Being that I had lived in Santa Monica for over twenty years at that point (17 years in one house), and being that I was known as someone who stayed out of trouble, not joining gangs or doing any other degenerate things, I was obviously quite irked over how I was treated in that community due to what I looked like and where I lived, as the Pico Neighborhood is, for all intents and purposes, the “inner city” of Santa Monica.

In fact, in a play on Los Angeles’ more well-known counterpart I have referred to the area as “South Central Santa Monica”; while the gang, crime and poverty issues were and are not as prevalent in the “Pico” as in what’s now referred to as “South L.A.”,  without going into any details such issues were certainly there.

Putting it another way, I was not as sad or nostalgic as I may have been otherwise when my family and I moved away a year and a half later.

While it’s not my intent to badmouth Santa Monica or the Pico Neighborhood, for the reasons I just described and others which I don’t really want to discuss, I just didn’t fit in there.

It was time to go.

As for the racist profiling I endured, I can certainly understand what young African-American men and boys go through across America because of what had happened to me.

Granted, I was never arrested, and mug shots of me do not exist.

And I’m obviously here to write about all of this, unlike so many others who are no longer with us due to police bullets being shot into them.

But I more than sympathize – I want to make that crystal clear.

Sometimes I wonder if encounters and incidents like what happened to Trayvon Martin in Florida, Michael Brown in Ferguson, MO, and so many other young black males in so many other places, will ever stop.

My honest answer to that, if some one asked me, is…

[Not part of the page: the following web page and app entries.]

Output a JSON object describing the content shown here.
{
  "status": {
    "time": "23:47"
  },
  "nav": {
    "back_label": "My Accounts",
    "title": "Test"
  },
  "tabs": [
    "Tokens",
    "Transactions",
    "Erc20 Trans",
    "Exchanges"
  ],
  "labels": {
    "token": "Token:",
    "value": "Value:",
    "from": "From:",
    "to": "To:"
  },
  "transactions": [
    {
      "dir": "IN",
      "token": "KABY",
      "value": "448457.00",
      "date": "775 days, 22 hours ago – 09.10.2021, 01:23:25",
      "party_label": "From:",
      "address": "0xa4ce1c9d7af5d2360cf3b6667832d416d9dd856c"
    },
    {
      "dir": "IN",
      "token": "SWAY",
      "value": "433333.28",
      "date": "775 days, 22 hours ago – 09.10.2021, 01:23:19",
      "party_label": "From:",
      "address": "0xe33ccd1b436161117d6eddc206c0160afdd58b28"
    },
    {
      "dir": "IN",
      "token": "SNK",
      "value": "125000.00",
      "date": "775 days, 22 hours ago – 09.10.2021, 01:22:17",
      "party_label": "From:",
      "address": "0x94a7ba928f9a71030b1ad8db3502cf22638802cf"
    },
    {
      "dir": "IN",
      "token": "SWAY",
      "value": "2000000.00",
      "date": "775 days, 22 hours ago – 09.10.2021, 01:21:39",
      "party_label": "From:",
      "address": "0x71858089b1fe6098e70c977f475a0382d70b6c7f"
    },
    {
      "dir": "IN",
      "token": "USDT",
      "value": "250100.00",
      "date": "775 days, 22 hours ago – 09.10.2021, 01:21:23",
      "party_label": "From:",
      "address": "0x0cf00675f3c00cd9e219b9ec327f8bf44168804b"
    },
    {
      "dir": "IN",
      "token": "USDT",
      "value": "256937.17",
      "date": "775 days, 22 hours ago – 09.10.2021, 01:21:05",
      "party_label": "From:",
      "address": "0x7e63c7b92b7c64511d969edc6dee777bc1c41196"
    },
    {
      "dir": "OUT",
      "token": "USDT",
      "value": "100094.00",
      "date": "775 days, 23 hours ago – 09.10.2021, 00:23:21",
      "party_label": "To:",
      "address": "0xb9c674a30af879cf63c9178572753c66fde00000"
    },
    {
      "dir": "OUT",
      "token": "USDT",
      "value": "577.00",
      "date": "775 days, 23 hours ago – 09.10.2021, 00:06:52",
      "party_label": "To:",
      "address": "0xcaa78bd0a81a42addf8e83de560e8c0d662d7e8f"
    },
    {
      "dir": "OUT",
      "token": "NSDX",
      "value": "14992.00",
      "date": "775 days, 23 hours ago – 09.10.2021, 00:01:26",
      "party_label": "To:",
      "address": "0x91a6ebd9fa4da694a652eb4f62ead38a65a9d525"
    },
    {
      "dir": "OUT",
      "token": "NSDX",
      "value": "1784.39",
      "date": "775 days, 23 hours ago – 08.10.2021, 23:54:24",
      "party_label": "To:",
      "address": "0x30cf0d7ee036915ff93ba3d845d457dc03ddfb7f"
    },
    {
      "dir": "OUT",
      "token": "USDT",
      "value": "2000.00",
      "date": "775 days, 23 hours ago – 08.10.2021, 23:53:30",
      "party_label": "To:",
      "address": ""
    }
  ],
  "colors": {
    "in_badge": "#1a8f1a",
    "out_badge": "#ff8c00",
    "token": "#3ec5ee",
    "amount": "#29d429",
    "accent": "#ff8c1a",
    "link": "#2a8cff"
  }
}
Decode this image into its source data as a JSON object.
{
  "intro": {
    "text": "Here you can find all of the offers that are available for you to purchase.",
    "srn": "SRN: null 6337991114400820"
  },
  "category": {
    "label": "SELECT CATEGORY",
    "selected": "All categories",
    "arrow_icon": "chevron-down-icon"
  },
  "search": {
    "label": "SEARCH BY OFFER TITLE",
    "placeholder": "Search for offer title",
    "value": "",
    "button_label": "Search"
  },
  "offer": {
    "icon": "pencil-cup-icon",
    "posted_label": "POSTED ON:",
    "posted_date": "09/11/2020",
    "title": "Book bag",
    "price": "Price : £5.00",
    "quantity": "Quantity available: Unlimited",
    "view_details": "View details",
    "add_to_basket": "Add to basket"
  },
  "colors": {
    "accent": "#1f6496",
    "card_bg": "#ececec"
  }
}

“I truly don’t know.”




An all too common site, tragically speaking, in certain neighborhoods. Photo courtesy of atlantablackstar.com